I was not so happy with the new-star-is-born media fanfare for Carey Mulligan (Winnie Gekko) because it may prove itself a jinx. Our newbie film star shifts from a budding British scholar in An Education to an angry American leftist slacker with a Website “Frozen Truth” in Money Never Sleeps. With hurt writ across her face, Gordon Gekko’s estranged daughter whines, couples, and hates her father. The hatred is reborn while watching TV in the bedroom, when her lover Jacob "Jake" Moore (Shia LaBeouf) spots Winnie’s father in a TV interview touting his new book. Virtually smitten, he plans to befriend Gordon. Then Winnie breaks out the nonstop melancholy. OK, we get that you’re mad at your dad, now can we move on? Can you give us something beside a pretty pout, no luck.
Winnie repeats her warnings to Jake that Gekko is no good but he does not heed it. The couple goes out to a fancy black-tie dinner where she has no enthusiasm to curb. Instead she skulks around a gorgeous ballroom and runs right into daddy Gekko. He is not on the original guest list. He lives in a rented penthouse with rented furniture on the left bank of the Hudson River.
At the table they make nervous small talk. And in midsentence Gordon pivots to acknowledge a passerby; before he can return his glance to his daughter she jumps up “I can’t do this,” runs outside, sits on cold concrete. Jake goes after her. The weepy Winnie (Stone has a sense of humor) reveals that Gekko will never change and she never wants to see him again. Old boyfriend is crushed. He has become the go-between and wants to broker reconciliation but she is making it impossible. The oil-and-water twosome sleeps together but don’t share the same dreams: he dreams of wealth but she, like many second generation rich kids find money the new crack.

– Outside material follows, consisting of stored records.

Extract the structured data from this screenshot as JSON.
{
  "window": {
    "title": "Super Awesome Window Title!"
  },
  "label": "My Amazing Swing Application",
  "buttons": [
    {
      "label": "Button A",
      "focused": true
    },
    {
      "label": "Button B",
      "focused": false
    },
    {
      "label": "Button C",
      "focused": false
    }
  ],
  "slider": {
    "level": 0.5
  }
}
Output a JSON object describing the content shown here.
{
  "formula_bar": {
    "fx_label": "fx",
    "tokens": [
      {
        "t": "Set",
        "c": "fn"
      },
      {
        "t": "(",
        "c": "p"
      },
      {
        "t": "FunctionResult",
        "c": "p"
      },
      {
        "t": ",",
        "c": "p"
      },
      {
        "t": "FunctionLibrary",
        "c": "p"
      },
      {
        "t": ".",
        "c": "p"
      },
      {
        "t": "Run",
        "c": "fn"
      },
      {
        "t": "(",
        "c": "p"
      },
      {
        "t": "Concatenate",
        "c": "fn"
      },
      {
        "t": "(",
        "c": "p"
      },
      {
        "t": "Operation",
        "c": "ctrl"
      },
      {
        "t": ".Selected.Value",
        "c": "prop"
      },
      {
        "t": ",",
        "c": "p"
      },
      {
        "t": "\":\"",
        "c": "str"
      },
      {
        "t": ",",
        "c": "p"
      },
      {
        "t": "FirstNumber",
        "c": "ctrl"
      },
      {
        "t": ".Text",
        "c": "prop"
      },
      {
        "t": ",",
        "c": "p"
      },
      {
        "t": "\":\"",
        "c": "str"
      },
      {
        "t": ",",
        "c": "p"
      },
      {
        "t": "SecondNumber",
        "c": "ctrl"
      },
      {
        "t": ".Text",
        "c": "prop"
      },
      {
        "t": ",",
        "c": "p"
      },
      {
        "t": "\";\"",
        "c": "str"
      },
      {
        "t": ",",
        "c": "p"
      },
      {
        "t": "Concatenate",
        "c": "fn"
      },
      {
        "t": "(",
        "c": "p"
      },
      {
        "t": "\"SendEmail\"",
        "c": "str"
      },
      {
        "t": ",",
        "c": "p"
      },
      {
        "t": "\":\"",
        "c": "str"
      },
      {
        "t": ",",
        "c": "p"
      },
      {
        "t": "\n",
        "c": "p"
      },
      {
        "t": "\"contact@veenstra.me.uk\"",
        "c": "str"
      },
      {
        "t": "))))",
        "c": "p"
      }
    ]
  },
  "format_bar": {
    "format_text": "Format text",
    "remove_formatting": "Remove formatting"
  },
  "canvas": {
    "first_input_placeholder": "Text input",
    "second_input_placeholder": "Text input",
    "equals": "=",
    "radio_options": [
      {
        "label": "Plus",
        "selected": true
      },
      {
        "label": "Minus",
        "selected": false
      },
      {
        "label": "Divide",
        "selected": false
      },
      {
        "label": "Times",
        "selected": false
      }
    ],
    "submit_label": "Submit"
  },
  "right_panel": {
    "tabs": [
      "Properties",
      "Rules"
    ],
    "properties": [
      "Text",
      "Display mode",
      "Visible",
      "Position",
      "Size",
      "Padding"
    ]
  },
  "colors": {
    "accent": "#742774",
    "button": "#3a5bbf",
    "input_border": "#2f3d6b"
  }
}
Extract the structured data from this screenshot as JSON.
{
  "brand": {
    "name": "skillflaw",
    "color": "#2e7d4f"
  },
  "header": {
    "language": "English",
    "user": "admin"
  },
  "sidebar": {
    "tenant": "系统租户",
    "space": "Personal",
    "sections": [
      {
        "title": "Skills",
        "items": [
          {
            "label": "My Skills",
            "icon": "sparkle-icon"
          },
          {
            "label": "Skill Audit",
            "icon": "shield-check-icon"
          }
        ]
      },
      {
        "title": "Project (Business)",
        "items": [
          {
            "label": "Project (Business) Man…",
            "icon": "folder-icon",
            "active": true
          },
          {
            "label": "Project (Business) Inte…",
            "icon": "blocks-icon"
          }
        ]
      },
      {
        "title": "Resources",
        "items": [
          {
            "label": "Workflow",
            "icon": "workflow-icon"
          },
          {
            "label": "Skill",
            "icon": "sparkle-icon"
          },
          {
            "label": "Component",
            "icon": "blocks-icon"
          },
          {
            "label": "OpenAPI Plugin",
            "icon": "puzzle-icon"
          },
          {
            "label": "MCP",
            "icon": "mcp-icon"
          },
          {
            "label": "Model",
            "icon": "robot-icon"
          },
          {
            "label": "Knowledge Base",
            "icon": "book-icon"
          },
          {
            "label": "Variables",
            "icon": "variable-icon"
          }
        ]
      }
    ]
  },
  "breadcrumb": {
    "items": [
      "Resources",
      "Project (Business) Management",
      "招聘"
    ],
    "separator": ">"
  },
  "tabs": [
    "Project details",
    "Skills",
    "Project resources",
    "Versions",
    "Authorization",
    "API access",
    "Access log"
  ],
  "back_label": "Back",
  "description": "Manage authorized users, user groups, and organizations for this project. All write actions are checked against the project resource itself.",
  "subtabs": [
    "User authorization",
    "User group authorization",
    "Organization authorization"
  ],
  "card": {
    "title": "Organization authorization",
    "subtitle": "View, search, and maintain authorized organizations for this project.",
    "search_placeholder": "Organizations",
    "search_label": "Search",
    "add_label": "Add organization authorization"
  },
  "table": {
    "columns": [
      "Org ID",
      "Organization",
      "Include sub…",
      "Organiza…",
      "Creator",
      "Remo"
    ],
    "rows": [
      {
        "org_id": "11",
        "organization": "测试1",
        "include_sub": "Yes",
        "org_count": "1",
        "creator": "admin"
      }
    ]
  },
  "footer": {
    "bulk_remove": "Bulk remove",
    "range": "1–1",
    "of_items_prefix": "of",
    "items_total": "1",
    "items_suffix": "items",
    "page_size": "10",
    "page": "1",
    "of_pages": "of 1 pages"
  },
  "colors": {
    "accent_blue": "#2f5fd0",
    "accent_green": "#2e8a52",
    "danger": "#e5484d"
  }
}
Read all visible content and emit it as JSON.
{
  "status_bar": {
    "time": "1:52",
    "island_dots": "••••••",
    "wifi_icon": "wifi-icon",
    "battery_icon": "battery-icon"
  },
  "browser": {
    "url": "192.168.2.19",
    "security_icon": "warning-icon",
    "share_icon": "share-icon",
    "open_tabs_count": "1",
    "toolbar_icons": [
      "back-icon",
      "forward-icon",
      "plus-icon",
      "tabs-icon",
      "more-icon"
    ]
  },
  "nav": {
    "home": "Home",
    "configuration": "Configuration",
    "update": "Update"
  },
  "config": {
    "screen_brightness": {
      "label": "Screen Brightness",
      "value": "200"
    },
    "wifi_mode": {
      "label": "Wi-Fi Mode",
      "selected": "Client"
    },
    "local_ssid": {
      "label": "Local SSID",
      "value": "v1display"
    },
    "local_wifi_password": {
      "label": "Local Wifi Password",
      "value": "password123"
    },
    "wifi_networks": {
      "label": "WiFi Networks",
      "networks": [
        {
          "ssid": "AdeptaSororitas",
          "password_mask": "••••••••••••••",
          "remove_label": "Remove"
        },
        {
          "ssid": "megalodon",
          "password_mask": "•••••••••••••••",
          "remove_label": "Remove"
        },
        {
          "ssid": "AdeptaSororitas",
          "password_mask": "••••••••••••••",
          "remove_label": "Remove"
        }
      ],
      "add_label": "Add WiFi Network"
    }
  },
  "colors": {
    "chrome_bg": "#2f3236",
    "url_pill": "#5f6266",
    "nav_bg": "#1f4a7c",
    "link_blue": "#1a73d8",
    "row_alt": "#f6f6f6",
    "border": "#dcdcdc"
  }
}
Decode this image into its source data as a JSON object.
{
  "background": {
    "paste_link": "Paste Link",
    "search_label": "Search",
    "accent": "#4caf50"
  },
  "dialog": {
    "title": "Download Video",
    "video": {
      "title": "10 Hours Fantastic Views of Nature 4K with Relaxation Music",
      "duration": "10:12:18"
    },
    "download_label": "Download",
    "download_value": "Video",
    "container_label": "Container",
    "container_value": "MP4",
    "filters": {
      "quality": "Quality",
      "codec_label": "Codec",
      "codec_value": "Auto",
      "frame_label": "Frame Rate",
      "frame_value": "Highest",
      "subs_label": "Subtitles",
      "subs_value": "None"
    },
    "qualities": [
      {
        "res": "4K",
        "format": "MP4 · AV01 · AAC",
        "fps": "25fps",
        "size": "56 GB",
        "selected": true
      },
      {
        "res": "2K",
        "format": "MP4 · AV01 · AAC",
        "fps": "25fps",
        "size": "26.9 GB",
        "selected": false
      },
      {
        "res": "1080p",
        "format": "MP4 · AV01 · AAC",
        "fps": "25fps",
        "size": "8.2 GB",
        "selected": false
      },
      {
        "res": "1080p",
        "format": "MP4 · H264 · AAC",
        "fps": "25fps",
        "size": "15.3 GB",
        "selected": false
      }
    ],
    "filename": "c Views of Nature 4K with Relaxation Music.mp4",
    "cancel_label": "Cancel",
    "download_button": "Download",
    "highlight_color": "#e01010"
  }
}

Against her better judgment, for Jacob’s cause—green atomic energy—she consents to aid Gekko’s withdrawal of 100 million dollars tucked away in a Swiss trust fund. On the next redeye to the Continent they sign off on documents that will release the trust funds. After the Swiss bank scene, it was way too short, they return to New York to await two little bundles of joy one paper one plastic: a 100 million dollar check and a new baby.